— WORK ORDER —
Among the records below, find each line that includes the string "glyph" and copy it.

---------- DATA UNDER STUDY ----------

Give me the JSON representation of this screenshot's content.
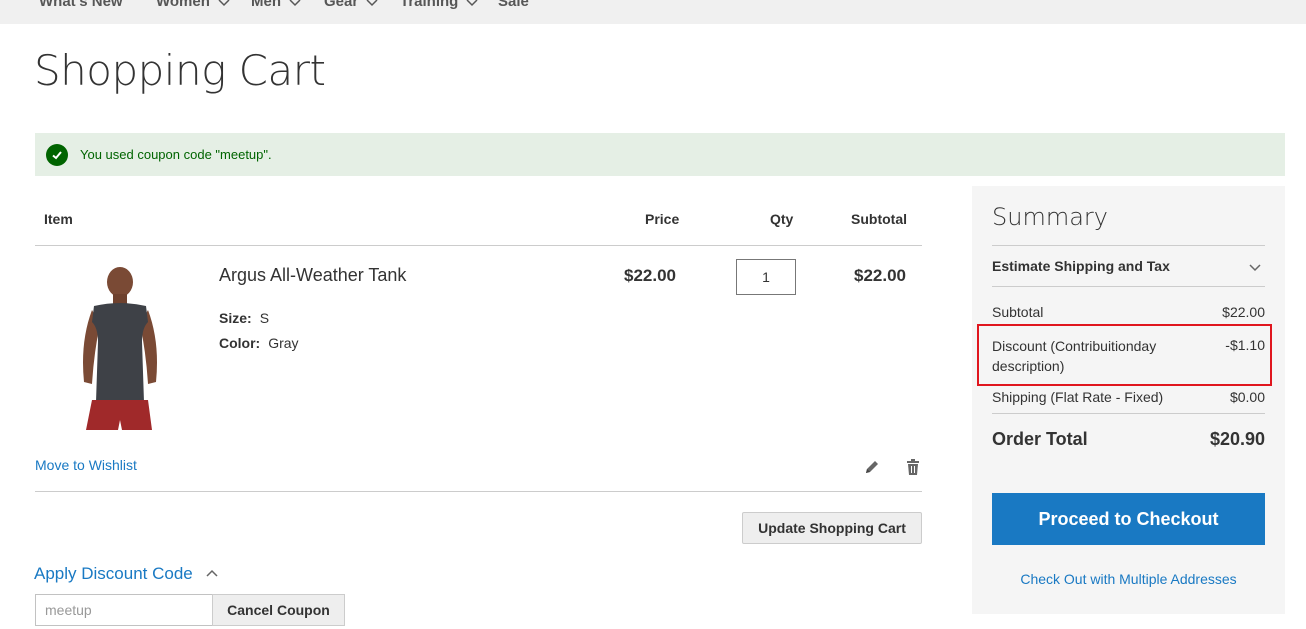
{
  "nav": {
    "items": [
      {
        "label": "What's New",
        "has_dropdown": false
      },
      {
        "label": "Women",
        "has_dropdown": true
      },
      {
        "label": "Men",
        "has_dropdown": true
      },
      {
        "label": "Gear",
        "has_dropdown": true
      },
      {
        "label": "Training",
        "has_dropdown": true
      },
      {
        "label": "Sale",
        "has_dropdown": false
      }
    ]
  },
  "page": {
    "title": "Shopping Cart",
    "success_message": "You used coupon code \"meetup\"."
  },
  "cart": {
    "headers": {
      "item": "Item",
      "price": "Price",
      "qty": "Qty",
      "subtotal": "Subtotal"
    },
    "item": {
      "name": "Argus All-Weather Tank",
      "options": [
        {
          "label": "Size:",
          "value": "S"
        },
        {
          "label": "Color:",
          "value": "Gray"
        }
      ],
      "price": "$22.00",
      "qty": "1",
      "subtotal": "$22.00",
      "move_to_wishlist": "Move to Wishlist",
      "edit_icon": "pencil-icon",
      "delete_icon": "trash-icon"
    },
    "update_button": "Update Shopping Cart"
  },
  "discount": {
    "title": "Apply Discount Code",
    "input_value": "meetup",
    "cancel_button": "Cancel Coupon"
  },
  "summary": {
    "title": "Summary",
    "estimate_label": "Estimate Shipping and Tax",
    "rows": {
      "subtotal_label": "Subtotal",
      "subtotal_value": "$22.00",
      "discount_label": "Discount (Contribuitionday description)",
      "discount_value": "-$1.10",
      "shipping_label": "Shipping (Flat Rate - Fixed)",
      "shipping_value": "$0.00"
    },
    "order_total_label": "Order Total",
    "order_total_value": "$20.90",
    "checkout_button": "Proceed to Checkout",
    "multi_address_link": "Check Out with Multiple Addresses"
  },
  "colors": {
    "link": "#1979c3",
    "success_bg": "#e5efe5",
    "success_text": "#006400",
    "highlight": "#e0161e"
  }
}
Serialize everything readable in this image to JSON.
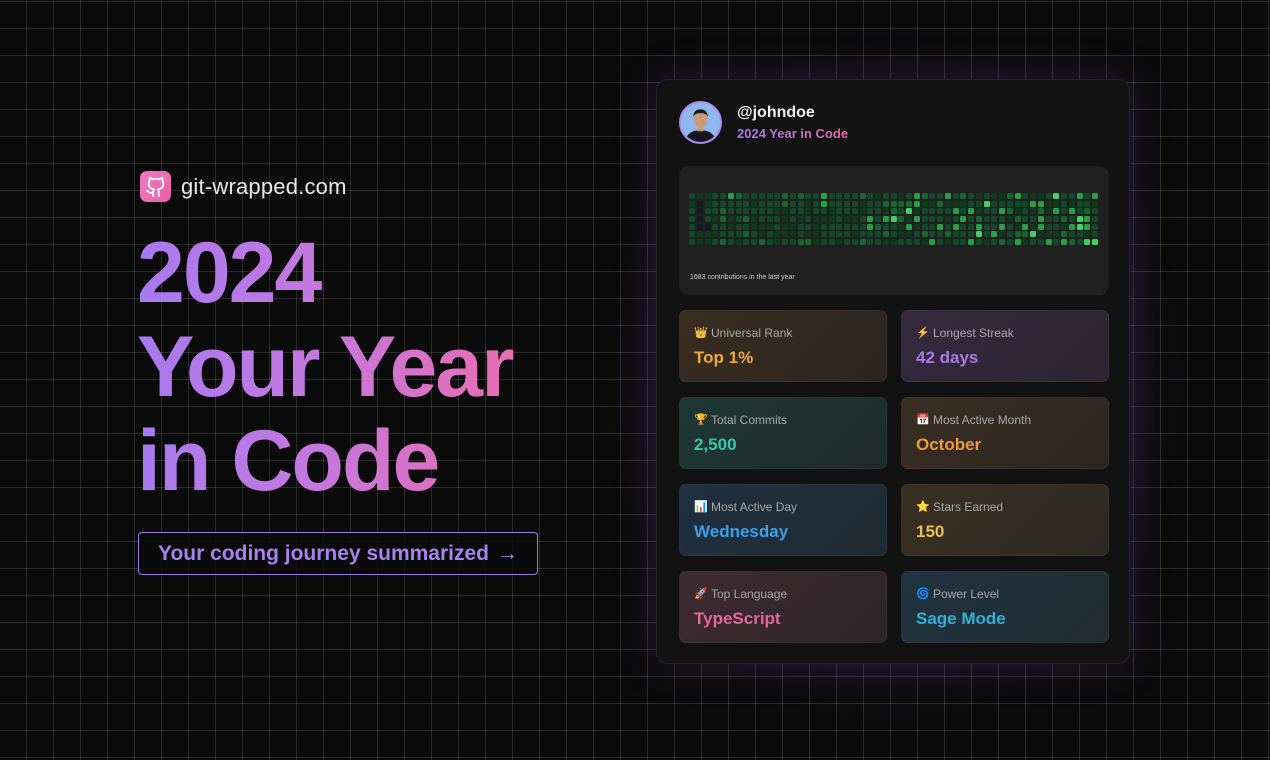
{
  "brand": {
    "logo_icon": "github-octocat-icon",
    "logo_color": "#ec6fb4",
    "site": "git-wrapped.com"
  },
  "hero": {
    "title_lines": [
      "2024",
      "Your Year",
      "in Code"
    ],
    "gradient": [
      "#a77af0",
      "#f06ba8"
    ],
    "cta_label": "Your coding journey summarized",
    "cta_arrow": "→"
  },
  "profile": {
    "avatar_icon": "user-avatar",
    "username": "@johndoe",
    "subtitle": "2024 Year in Code"
  },
  "contributions": {
    "label": "1683 contributions in the last year",
    "columns": 53,
    "rows": 7,
    "palette": [
      "#161b22",
      "#0e3a1c",
      "#11492a",
      "#17652f",
      "#27a044",
      "#3ed364"
    ],
    "highlights": [
      [
        5,
        0,
        4
      ],
      [
        17,
        0,
        4
      ],
      [
        29,
        0,
        4
      ],
      [
        33,
        0,
        4
      ],
      [
        47,
        0,
        5
      ],
      [
        52,
        0,
        4
      ],
      [
        42,
        0,
        4
      ],
      [
        50,
        0,
        4
      ],
      [
        17,
        1,
        4
      ],
      [
        29,
        1,
        4
      ],
      [
        38,
        1,
        5
      ],
      [
        44,
        1,
        4
      ],
      [
        53,
        1,
        3
      ],
      [
        45,
        1,
        4
      ],
      [
        34,
        2,
        4
      ],
      [
        49,
        2,
        4
      ],
      [
        40,
        2,
        4
      ],
      [
        28,
        2,
        5
      ],
      [
        36,
        2,
        4
      ],
      [
        47,
        2,
        4
      ],
      [
        23,
        3,
        4
      ],
      [
        25,
        3,
        4
      ],
      [
        26,
        3,
        5
      ],
      [
        29,
        3,
        4
      ],
      [
        35,
        3,
        4
      ],
      [
        50,
        3,
        5
      ],
      [
        45,
        3,
        4
      ],
      [
        51,
        3,
        4
      ],
      [
        42,
        3,
        3
      ],
      [
        23,
        4,
        4
      ],
      [
        28,
        4,
        4
      ],
      [
        32,
        4,
        4
      ],
      [
        34,
        4,
        4
      ],
      [
        37,
        4,
        4
      ],
      [
        40,
        4,
        4
      ],
      [
        43,
        4,
        4
      ],
      [
        49,
        4,
        4
      ],
      [
        50,
        4,
        5
      ],
      [
        51,
        4,
        4
      ],
      [
        45,
        4,
        4
      ],
      [
        44,
        5,
        5
      ],
      [
        39,
        5,
        4
      ],
      [
        37,
        5,
        5
      ],
      [
        31,
        6,
        4
      ],
      [
        36,
        6,
        4
      ],
      [
        46,
        6,
        4
      ],
      [
        48,
        6,
        4
      ],
      [
        51,
        6,
        5
      ],
      [
        52,
        6,
        5
      ],
      [
        42,
        6,
        4
      ]
    ]
  },
  "stats": [
    {
      "icon": "crown-icon",
      "glyph": "👑",
      "label": "Universal Rank",
      "value": "Top 1%",
      "color": "#e9a93c",
      "bg": [
        "#3a2d20",
        "#2b2420"
      ]
    },
    {
      "icon": "lightning-icon",
      "glyph": "⚡",
      "label": "Longest Streak",
      "value": "42 days",
      "color": "#a97ae6",
      "bg": [
        "#372a40",
        "#2b2430"
      ]
    },
    {
      "icon": "trophy-icon",
      "glyph": "🏆",
      "label": "Total Commits",
      "value": "2,500",
      "color": "#39c6ae",
      "bg": [
        "#1d3834",
        "#202b2a"
      ]
    },
    {
      "icon": "calendar-icon",
      "glyph": "📅",
      "label": "Most Active Month",
      "value": "October",
      "color": "#ee9a3f",
      "bg": [
        "#3a2e22",
        "#2c2622"
      ]
    },
    {
      "icon": "bar-chart-icon",
      "glyph": "📊",
      "label": "Most Active Day",
      "value": "Wednesday",
      "color": "#3aa0e6",
      "bg": [
        "#1f3040",
        "#212a32"
      ]
    },
    {
      "icon": "star-icon",
      "glyph": "⭐",
      "label": "Stars Earned",
      "value": "150",
      "color": "#e9c24a",
      "bg": [
        "#3a3022",
        "#2d2822"
      ]
    },
    {
      "icon": "rocket-icon",
      "glyph": "🚀",
      "label": "Top Language",
      "value": "TypeScript",
      "color": "#e6659a",
      "bg": [
        "#3e2a30",
        "#2e2528"
      ]
    },
    {
      "icon": "cyclone-icon",
      "glyph": "🌀",
      "label": "Power Level",
      "value": "Sage Mode",
      "color": "#2fb0d8",
      "bg": [
        "#1f3440",
        "#212b32"
      ]
    }
  ]
}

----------

— RESULT BELOW —
      "glyph": "👑",
      "glyph": "⚡",
      "glyph": "🏆",
      "glyph": "📅",
      "glyph": "📊",
      "glyph": "⭐",
      "glyph": "🚀",
      "glyph": "🌀",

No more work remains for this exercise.